::: The data
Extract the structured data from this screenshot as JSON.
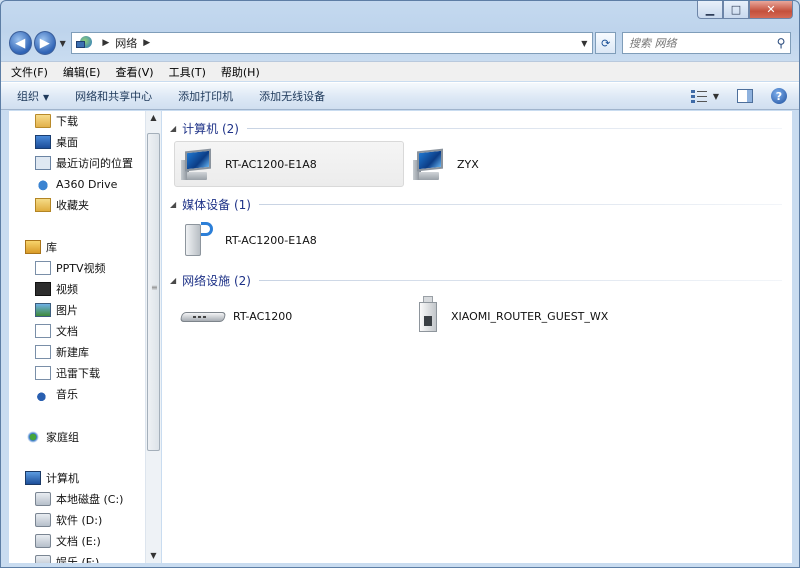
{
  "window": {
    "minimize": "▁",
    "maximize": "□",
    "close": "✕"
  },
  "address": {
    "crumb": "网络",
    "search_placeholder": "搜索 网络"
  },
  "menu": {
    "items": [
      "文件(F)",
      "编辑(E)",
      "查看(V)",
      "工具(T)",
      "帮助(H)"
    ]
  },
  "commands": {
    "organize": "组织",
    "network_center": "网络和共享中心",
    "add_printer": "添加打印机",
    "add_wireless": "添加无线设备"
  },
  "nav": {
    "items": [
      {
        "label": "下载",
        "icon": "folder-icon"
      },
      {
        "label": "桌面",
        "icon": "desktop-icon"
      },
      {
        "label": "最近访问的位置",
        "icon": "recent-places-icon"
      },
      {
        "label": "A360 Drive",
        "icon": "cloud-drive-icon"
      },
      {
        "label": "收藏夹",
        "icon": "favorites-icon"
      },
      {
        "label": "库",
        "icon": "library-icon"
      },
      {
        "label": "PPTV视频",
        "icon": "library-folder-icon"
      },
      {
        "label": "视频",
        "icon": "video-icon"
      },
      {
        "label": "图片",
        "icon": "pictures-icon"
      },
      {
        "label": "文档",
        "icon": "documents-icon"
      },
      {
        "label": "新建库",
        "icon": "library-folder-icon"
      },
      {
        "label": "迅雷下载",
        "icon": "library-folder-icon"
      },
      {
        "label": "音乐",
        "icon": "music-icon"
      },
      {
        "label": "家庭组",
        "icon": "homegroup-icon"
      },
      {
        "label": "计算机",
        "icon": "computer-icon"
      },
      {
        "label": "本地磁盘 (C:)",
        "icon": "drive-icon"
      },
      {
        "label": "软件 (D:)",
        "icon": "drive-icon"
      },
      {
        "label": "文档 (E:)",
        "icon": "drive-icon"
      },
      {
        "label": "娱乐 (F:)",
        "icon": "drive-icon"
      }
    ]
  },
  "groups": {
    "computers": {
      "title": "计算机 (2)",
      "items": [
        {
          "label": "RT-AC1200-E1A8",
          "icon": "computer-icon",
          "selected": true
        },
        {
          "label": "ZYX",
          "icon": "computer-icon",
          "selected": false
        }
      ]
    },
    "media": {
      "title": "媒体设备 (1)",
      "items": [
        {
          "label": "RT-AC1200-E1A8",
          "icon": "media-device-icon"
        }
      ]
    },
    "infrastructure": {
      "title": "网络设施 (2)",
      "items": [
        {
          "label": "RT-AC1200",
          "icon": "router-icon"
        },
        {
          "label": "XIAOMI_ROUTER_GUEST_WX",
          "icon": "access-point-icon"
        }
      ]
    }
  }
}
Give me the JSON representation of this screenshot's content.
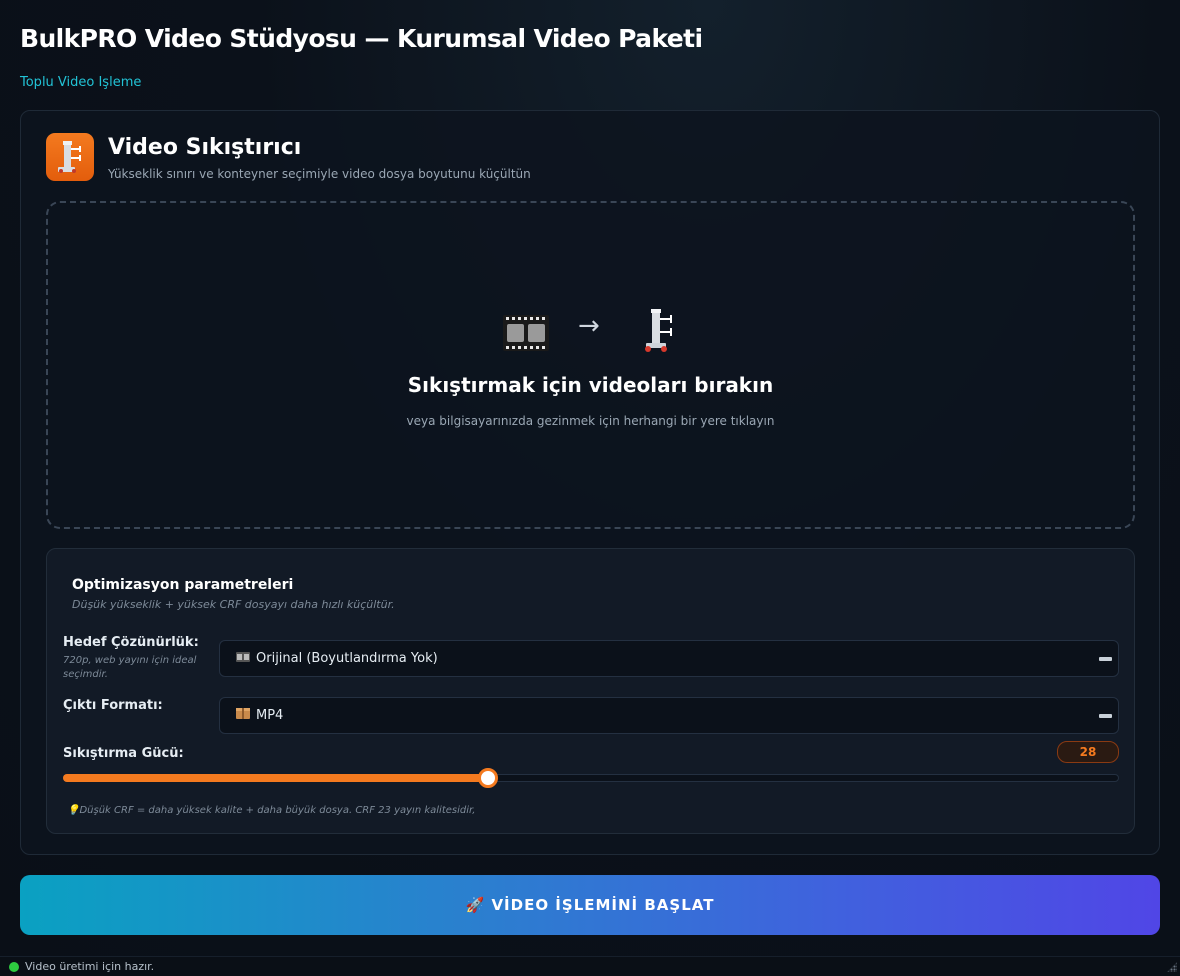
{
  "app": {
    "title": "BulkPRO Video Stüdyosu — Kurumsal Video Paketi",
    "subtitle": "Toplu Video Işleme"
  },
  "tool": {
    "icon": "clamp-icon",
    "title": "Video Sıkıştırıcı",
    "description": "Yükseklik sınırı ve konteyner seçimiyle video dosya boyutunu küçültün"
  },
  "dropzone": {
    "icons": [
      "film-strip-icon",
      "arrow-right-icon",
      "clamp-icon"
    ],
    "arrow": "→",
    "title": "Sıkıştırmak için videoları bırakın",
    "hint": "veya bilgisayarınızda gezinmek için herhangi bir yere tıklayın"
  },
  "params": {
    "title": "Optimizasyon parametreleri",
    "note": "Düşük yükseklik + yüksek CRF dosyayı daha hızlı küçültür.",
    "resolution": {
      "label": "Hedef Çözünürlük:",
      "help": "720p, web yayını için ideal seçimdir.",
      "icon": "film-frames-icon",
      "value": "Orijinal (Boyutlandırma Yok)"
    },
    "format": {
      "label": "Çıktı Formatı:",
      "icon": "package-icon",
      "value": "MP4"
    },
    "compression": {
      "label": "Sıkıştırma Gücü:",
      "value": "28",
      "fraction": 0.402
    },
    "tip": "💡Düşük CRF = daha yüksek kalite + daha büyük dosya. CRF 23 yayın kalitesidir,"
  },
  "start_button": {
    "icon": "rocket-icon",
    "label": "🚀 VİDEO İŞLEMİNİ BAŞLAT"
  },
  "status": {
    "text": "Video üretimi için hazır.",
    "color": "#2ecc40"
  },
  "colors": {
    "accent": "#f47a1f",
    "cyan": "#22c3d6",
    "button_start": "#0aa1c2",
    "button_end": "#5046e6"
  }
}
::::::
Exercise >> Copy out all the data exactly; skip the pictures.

Exercise answer >>
Extract the structured data from this screenshot as JSON.
{
  "window": {
    "minimize": "▁",
    "maximize": "□",
    "close": "✕"
  },
  "address": {
    "crumb": "网络",
    "search_placeholder": "搜索 网络"
  },
  "menu": {
    "items": [
      "文件(F)",
      "编辑(E)",
      "查看(V)",
      "工具(T)",
      "帮助(H)"
    ]
  },
  "commands": {
    "organize": "组织",
    "network_center": "网络和共享中心",
    "add_printer": "添加打印机",
    "add_wireless": "添加无线设备"
  },
  "nav": {
    "items": [
      {
        "label": "下载",
        "icon": "folder-icon"
      },
      {
        "label": "桌面",
        "icon": "desktop-icon"
      },
      {
        "label": "最近访问的位置",
        "icon": "recent-places-icon"
      },
      {
        "label": "A360 Drive",
        "icon": "cloud-drive-icon"
      },
      {
        "label": "收藏夹",
        "icon": "favorites-icon"
      },
      {
        "label": "库",
        "icon": "library-icon"
      },
      {
        "label": "PPTV视频",
        "icon": "library-folder-icon"
      },
      {
        "label": "视频",
        "icon": "video-icon"
      },
      {
        "label": "图片",
        "icon": "pictures-icon"
      },
      {
        "label": "文档",
        "icon": "documents-icon"
      },
      {
        "label": "新建库",
        "icon": "library-folder-icon"
      },
      {
        "label": "迅雷下载",
        "icon": "library-folder-icon"
      },
      {
        "label": "音乐",
        "icon": "music-icon"
      },
      {
        "label": "家庭组",
        "icon": "homegroup-icon"
      },
      {
        "label": "计算机",
        "icon": "computer-icon"
      },
      {
        "label": "本地磁盘 (C:)",
        "icon": "drive-icon"
      },
      {
        "label": "软件 (D:)",
        "icon": "drive-icon"
      },
      {
        "label": "文档 (E:)",
        "icon": "drive-icon"
      },
      {
        "label": "娱乐 (F:)",
        "icon": "drive-icon"
      }
    ]
  },
  "groups": {
    "computers": {
      "title": "计算机 (2)",
      "items": [
        {
          "label": "RT-AC1200-E1A8",
          "icon": "computer-icon",
          "selected": true
        },
        {
          "label": "ZYX",
          "icon": "computer-icon",
          "selected": false
        }
      ]
    },
    "media": {
      "title": "媒体设备 (1)",
      "items": [
        {
          "label": "RT-AC1200-E1A8",
          "icon": "media-device-icon"
        }
      ]
    },
    "infrastructure": {
      "title": "网络设施 (2)",
      "items": [
        {
          "label": "RT-AC1200",
          "icon": "router-icon"
        },
        {
          "label": "XIAOMI_ROUTER_GUEST_WX",
          "icon": "access-point-icon"
        }
      ]
    }
  }
}
Give me the JSON representation of this screenshot's content.
{
  "app": {
    "title": "BulkPRO Video Stüdyosu — Kurumsal Video Paketi",
    "subtitle": "Toplu Video Işleme"
  },
  "tool": {
    "icon": "clamp-icon",
    "title": "Video Sıkıştırıcı",
    "description": "Yükseklik sınırı ve konteyner seçimiyle video dosya boyutunu küçültün"
  },
  "dropzone": {
    "icons": [
      "film-strip-icon",
      "arrow-right-icon",
      "clamp-icon"
    ],
    "arrow": "→",
    "title": "Sıkıştırmak için videoları bırakın",
    "hint": "veya bilgisayarınızda gezinmek için herhangi bir yere tıklayın"
  },
  "params": {
    "title": "Optimizasyon parametreleri",
    "note": "Düşük yükseklik + yüksek CRF dosyayı daha hızlı küçültür.",
    "resolution": {
      "label": "Hedef Çözünürlük:",
      "help": "720p, web yayını için ideal seçimdir.",
      "icon": "film-frames-icon",
      "value": "Orijinal (Boyutlandırma Yok)"
    },
    "format": {
      "label": "Çıktı Formatı:",
      "icon": "package-icon",
      "value": "MP4"
    },
    "compression": {
      "label": "Sıkıştırma Gücü:",
      "value": "28",
      "fraction": 0.402
    },
    "tip": "💡Düşük CRF = daha yüksek kalite + daha büyük dosya. CRF 23 yayın kalitesidir,"
  },
  "start_button": {
    "icon": "rocket-icon",
    "label": "🚀 VİDEO İŞLEMİNİ BAŞLAT"
  },
  "status": {
    "text": "Video üretimi için hazır.",
    "color": "#2ecc40"
  },
  "colors": {
    "accent": "#f47a1f",
    "cyan": "#22c3d6",
    "button_start": "#0aa1c2",
    "button_end": "#5046e6"
  }
}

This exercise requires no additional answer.